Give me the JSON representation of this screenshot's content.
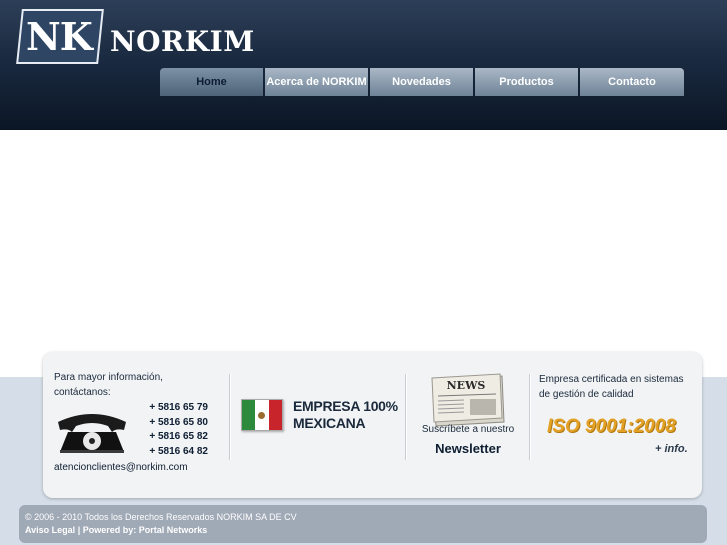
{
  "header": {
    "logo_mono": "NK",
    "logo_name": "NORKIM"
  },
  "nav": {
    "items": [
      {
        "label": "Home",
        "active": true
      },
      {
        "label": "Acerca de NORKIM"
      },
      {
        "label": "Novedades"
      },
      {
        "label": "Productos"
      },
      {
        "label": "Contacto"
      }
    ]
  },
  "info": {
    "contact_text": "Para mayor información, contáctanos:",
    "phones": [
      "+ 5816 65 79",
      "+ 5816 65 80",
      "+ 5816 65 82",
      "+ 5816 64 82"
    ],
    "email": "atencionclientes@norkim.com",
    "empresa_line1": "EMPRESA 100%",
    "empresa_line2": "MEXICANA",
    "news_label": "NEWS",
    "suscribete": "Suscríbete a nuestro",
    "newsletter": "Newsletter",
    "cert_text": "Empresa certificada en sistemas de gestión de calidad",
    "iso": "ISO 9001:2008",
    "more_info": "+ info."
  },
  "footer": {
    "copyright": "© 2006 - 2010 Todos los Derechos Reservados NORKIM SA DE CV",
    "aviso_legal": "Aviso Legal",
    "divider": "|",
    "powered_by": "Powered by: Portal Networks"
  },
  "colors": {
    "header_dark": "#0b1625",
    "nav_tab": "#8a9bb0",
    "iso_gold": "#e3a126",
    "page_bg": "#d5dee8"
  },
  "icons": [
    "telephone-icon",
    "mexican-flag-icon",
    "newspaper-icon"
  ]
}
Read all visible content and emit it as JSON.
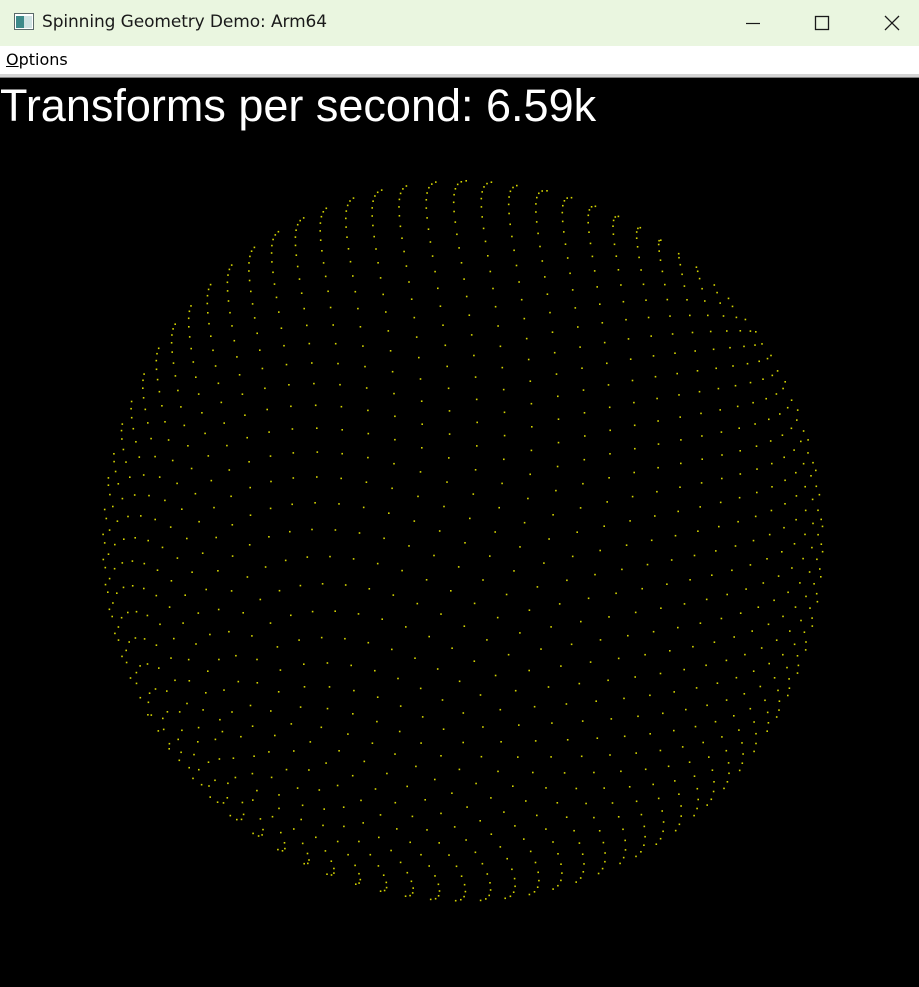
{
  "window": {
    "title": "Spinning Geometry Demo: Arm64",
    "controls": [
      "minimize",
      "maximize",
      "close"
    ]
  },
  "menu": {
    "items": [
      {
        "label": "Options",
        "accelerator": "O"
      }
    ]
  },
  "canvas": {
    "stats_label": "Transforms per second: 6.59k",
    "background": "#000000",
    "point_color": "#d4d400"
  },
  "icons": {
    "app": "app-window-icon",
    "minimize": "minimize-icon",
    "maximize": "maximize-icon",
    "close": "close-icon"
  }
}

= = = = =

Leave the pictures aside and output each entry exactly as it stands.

Give me the JSON representation of this screenshot's content.
{
  "header": {
    "logo_mono": "NK",
    "logo_name": "NORKIM"
  },
  "nav": {
    "items": [
      {
        "label": "Home",
        "active": true
      },
      {
        "label": "Acerca de NORKIM"
      },
      {
        "label": "Novedades"
      },
      {
        "label": "Productos"
      },
      {
        "label": "Contacto"
      }
    ]
  },
  "info": {
    "contact_text": "Para mayor información, contáctanos:",
    "phones": [
      "+ 5816 65 79",
      "+ 5816 65 80",
      "+ 5816 65 82",
      "+ 5816 64 82"
    ],
    "email": "atencionclientes@norkim.com",
    "empresa_line1": "EMPRESA 100%",
    "empresa_line2": "MEXICANA",
    "news_label": "NEWS",
    "suscribete": "Suscríbete a nuestro",
    "newsletter": "Newsletter",
    "cert_text": "Empresa certificada en sistemas de gestión de calidad",
    "iso": "ISO 9001:2008",
    "more_info": "+ info."
  },
  "footer": {
    "copyright": "© 2006 - 2010 Todos los Derechos Reservados NORKIM SA DE CV",
    "aviso_legal": "Aviso Legal",
    "divider": "|",
    "powered_by": "Powered by: Portal Networks"
  },
  "colors": {
    "header_dark": "#0b1625",
    "nav_tab": "#8a9bb0",
    "iso_gold": "#e3a126",
    "page_bg": "#d5dee8"
  },
  "icons": [
    "telephone-icon",
    "mexican-flag-icon",
    "newspaper-icon"
  ]
}
Read all visible content and emit it as JSON.
{
  "window": {
    "title": "Spinning Geometry Demo: Arm64",
    "controls": [
      "minimize",
      "maximize",
      "close"
    ]
  },
  "menu": {
    "items": [
      {
        "label": "Options",
        "accelerator": "O"
      }
    ]
  },
  "canvas": {
    "stats_label": "Transforms per second: 6.59k",
    "background": "#000000",
    "point_color": "#d4d400"
  },
  "icons": {
    "app": "app-window-icon",
    "minimize": "minimize-icon",
    "maximize": "maximize-icon",
    "close": "close-icon"
  }
}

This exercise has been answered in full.